--- Task instructions ---
Go through the entries below. Copy out every line that contains "username".

Data about app and page elements:
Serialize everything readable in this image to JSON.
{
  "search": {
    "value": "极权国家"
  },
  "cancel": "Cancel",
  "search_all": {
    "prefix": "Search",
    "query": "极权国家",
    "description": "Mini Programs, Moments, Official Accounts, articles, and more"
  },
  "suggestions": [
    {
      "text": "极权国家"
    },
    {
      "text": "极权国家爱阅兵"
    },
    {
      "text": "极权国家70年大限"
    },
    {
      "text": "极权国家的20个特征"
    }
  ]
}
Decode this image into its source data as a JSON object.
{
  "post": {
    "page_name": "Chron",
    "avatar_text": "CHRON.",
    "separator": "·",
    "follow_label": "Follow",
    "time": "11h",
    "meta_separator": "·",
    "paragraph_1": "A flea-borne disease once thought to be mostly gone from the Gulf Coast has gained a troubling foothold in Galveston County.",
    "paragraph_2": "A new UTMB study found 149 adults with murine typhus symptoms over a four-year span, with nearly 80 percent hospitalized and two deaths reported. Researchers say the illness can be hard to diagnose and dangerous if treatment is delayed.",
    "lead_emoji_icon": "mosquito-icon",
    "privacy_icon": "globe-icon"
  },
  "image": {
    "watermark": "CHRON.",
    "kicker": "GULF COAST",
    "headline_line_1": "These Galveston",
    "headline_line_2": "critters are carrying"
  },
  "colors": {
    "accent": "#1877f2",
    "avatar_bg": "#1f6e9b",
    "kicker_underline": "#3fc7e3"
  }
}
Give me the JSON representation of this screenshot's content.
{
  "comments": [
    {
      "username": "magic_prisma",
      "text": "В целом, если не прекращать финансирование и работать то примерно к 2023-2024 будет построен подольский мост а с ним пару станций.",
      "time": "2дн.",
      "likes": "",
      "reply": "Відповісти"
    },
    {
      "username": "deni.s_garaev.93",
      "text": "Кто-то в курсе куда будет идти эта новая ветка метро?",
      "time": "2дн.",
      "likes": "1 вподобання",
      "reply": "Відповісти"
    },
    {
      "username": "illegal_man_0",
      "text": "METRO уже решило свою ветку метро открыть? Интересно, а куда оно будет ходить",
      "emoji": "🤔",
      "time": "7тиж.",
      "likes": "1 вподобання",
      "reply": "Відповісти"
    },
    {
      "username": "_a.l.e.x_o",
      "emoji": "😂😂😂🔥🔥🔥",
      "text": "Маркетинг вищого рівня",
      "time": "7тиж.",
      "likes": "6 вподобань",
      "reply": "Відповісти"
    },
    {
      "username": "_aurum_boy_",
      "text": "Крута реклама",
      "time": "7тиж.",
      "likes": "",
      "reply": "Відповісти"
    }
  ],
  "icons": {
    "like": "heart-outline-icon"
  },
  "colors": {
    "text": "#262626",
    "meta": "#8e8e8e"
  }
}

--- Expected answer ---
      "username": "magic_prisma",
      "username": "deni.s_garaev.93",
      "username": "illegal_man_0",
      "username": "_a.l.e.x_o",
      "username": "_aurum_boy_",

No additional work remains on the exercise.